Sunday, February 27, 2011

Continuing where I left off last time: I read that the mothers of America (and some fathers too I guess) are pressing schools more and more to withdraw books with bad language or sexual content. But should children's books be restricted in this way? The skirmishes evidently see concerned parents challenging books while other parents are fighting for the right of their children to go into their school library and pick up those very same books. The issue is being highlighted by the American Library Association during its Banned Books Week. 460 attempts to have a book withdrawn from a library or classroom were recorded in 2009. Part of the problem it would seem lies in the rise of young adult fiction that isn’t afraid to call a spade a spade.
More surprising to many people would be that established literary classics on the list of the 10 most challenged books include The Catcher in the Rye, The Color Purple and even To Kill A Mockingbird. But with most challenged books, the issue is usually sex or sexuality though in one school even Harry Potter was banned because of the magic. It would seem that American parents are not so much worried about the loss of innocence as they are about the overcoming of ignorance. For example one book was banned because it describes a girl figuring out how to put in a tampon. There's a disparity between the US and UK. While in the US, formal challenges to books in school libraries are routine, they are most unusual in the UK. It is said to be an exaggeration to refer to this as book banning. There is nothing preventing books from being written or sold, nothing to prevent parents from buying or children from reading it, but not in schools!
In the US one struggle has been played out in the small town of Stockton, Missouri, over Sherman Alexie's book “The Absolutely True Diary of a Part-Time Indian.” The work has won a National Book Award, but the story of a 14-year-old Native American on a poverty-stricken reservation, touched by tragedy, upset many parents in Stockton after they learned it was being used in lessons in the school. The opposition to the book was led by lawyer and parent Mike Holzknecht. “The book is just chock full of vulgarity, profanity, obscenity and sexual explicitness involving minors,” he says. “People around here, where it's pretty rural and conservative, they will go a long way, but this book was so far over the edge. It doesn't belong in a school.” After a number of meetings spread over several months, the book's opponents succeeded. The school board voted to withdraw the book from the curriculum and the school library.
Mr. Holzknecht accepts the book is a "nice story" but can't accept the language or the sexual explicitness. He moved his family to Stockton because he felt it was a place with good, shared values. “This is a community with the type of values that are consistent with the way we like to raise our children.”
The fundamental split is between those who think teachers should be able to challenge and engage children with edgy books, and those who think only the parents should be allowed to do that. And of course the net result of a battle over a book, like Stockton's, is that more children end up reading the suddenly controversial work and the author sells more books. Even Mr. Holzknecht has to admit he's purchased three copies. (why three I wonder?) The school boards are fooling themselves thinking that if they ban the book the kids aren't going to get hold of them. To kids, contraband is cool and obviously a banned book needs to be read to find out why.

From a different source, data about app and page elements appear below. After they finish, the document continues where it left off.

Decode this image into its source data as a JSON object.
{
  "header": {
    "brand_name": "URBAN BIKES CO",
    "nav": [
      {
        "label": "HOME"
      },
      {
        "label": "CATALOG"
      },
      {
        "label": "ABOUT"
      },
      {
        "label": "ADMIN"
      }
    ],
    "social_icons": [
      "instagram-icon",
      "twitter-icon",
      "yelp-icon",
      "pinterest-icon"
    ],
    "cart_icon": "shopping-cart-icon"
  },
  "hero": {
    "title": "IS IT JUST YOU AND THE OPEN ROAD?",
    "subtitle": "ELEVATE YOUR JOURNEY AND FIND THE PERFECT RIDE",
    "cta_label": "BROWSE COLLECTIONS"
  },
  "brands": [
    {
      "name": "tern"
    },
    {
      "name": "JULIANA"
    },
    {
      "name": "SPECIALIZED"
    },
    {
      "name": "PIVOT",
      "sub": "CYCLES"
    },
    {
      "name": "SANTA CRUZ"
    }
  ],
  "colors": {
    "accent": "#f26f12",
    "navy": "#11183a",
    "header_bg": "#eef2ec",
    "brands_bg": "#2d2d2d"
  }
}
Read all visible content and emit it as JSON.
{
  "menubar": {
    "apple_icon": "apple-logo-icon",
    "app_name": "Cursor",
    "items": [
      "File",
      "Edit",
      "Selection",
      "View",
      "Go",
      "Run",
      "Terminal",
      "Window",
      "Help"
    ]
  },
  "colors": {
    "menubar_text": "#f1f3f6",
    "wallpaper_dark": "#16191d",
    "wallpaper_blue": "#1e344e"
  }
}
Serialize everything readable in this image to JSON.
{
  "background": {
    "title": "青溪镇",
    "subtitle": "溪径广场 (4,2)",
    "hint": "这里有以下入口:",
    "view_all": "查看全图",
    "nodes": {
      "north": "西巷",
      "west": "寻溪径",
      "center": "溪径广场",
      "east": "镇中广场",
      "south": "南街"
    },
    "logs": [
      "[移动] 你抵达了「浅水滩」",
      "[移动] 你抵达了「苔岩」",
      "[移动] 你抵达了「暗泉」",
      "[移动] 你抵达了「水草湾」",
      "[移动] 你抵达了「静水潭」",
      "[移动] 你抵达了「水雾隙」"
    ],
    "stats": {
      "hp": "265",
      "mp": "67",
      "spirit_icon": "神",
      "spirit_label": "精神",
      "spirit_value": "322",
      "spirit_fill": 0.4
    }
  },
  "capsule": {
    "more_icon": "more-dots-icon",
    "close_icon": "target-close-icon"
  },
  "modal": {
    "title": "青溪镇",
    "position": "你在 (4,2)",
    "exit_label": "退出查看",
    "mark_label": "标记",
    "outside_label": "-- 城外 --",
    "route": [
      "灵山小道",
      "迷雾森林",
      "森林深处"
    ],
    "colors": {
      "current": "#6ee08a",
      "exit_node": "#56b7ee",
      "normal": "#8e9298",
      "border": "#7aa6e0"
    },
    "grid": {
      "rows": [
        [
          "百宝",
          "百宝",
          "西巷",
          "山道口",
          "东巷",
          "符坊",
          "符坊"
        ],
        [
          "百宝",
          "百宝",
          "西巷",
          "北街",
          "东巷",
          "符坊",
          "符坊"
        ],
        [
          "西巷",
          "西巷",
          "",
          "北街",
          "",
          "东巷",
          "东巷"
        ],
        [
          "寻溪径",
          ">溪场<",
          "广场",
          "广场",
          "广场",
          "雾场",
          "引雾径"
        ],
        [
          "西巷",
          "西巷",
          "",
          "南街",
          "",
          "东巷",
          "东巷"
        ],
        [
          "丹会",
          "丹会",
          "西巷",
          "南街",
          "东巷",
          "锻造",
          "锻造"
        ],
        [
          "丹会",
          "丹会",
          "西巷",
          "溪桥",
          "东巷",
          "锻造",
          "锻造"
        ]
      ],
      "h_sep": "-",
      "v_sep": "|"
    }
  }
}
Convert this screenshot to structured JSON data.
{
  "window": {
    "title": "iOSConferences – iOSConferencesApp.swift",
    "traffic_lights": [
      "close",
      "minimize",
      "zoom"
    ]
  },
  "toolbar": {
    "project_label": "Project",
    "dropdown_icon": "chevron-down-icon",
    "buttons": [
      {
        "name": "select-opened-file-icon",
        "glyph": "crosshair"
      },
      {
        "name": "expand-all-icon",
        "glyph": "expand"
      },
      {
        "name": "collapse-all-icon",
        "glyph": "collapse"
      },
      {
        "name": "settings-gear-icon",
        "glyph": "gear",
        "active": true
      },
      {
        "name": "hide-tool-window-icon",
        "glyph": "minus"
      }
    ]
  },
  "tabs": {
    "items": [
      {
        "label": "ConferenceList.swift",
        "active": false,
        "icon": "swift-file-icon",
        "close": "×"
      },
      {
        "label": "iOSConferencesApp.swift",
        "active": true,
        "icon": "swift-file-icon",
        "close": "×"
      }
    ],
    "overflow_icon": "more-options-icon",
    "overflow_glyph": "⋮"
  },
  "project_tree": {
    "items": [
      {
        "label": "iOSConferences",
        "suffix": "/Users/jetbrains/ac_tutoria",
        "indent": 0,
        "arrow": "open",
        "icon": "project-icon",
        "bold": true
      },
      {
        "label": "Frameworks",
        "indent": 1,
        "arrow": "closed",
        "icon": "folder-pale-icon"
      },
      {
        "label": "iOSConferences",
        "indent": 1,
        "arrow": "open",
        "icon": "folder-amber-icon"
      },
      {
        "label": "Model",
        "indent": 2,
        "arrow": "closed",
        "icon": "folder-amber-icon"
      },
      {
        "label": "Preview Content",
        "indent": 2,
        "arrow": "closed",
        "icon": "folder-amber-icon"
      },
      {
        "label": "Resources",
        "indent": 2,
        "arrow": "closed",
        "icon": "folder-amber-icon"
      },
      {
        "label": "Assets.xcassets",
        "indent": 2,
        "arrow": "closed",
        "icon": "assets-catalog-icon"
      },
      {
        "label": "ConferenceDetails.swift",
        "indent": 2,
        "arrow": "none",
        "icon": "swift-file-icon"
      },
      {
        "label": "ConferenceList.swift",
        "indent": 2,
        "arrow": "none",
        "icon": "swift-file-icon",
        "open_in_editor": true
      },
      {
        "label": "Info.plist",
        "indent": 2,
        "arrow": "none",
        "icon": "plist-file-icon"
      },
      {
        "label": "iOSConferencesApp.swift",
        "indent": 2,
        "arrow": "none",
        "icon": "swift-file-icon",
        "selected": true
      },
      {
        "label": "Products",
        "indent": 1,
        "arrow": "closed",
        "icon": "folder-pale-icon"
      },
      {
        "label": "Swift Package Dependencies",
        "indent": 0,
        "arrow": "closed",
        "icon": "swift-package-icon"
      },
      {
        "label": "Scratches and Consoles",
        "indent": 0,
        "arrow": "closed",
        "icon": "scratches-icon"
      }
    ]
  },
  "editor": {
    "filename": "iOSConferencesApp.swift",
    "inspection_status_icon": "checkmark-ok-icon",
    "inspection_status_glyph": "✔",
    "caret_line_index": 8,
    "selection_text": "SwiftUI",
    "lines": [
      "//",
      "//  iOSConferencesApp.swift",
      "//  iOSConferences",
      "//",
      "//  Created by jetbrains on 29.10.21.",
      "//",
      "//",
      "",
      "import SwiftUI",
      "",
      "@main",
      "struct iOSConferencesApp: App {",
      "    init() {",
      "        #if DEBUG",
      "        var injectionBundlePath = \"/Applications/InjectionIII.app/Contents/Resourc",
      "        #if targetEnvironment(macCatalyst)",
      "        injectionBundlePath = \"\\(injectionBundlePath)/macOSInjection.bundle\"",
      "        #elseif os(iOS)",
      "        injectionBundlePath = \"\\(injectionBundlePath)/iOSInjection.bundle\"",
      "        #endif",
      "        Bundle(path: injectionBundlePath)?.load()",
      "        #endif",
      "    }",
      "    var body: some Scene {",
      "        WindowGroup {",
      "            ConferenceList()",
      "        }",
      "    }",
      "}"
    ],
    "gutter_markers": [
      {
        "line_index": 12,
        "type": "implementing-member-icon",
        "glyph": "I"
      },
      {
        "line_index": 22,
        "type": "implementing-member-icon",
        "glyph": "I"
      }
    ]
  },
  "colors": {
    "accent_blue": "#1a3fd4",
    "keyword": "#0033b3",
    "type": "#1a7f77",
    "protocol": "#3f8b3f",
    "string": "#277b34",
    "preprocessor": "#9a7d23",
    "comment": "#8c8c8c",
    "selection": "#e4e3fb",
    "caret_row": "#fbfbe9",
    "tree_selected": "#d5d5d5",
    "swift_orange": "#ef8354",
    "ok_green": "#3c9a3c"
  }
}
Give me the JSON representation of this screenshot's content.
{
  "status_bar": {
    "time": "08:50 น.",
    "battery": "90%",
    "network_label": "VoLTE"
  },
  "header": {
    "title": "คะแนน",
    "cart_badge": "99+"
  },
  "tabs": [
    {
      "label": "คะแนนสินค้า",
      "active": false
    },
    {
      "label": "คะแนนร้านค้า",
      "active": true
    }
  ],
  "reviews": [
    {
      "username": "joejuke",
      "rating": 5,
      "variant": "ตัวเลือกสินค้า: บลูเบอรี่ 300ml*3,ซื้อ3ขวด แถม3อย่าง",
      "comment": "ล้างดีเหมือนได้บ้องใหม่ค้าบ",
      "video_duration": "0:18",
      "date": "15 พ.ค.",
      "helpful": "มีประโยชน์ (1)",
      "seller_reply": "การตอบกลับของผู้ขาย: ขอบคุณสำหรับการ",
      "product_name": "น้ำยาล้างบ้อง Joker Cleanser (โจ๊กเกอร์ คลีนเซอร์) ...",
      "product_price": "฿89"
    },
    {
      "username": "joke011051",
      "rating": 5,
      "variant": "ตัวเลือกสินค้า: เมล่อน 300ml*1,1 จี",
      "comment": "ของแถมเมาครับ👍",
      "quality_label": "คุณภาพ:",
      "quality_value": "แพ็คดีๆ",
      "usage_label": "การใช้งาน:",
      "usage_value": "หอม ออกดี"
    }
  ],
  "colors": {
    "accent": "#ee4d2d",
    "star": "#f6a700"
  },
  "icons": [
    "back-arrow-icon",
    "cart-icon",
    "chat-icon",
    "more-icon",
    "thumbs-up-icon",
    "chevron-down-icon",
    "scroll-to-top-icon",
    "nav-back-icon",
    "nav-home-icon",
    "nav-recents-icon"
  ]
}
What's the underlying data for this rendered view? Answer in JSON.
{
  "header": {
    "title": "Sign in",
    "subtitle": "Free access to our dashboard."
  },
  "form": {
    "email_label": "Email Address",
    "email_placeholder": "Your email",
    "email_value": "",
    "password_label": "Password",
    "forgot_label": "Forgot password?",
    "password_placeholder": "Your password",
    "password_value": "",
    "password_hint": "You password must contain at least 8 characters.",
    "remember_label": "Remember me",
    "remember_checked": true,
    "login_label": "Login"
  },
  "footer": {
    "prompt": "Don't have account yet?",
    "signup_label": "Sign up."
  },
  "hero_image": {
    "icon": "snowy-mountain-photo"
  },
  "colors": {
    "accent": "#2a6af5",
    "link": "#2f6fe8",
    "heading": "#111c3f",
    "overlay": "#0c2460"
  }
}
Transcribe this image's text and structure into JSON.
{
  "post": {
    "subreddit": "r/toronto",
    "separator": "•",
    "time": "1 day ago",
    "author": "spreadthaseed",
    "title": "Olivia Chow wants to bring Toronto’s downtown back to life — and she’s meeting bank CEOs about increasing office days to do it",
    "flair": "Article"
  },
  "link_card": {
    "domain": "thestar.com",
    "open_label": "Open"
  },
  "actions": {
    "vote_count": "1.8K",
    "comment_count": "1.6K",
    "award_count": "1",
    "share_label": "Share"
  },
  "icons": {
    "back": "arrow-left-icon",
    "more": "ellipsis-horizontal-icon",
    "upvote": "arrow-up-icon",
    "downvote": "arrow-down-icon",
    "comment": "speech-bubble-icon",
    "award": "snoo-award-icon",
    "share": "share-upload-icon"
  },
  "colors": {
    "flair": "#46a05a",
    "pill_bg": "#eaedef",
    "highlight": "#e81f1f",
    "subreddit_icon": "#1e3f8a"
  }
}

1 comment:

Wolf Kern said...

Hi Glyn, thank you for mentioning the book of this part time indian, which has been translated and published in Germany too. And believe it or not, it has been recommended for reading in English school classes here! Another aspect that shows the world why Americans are so obsessed with sexuality...
I may get a copy too, but first I will have to obtain those books about a certain Thonton King ;-)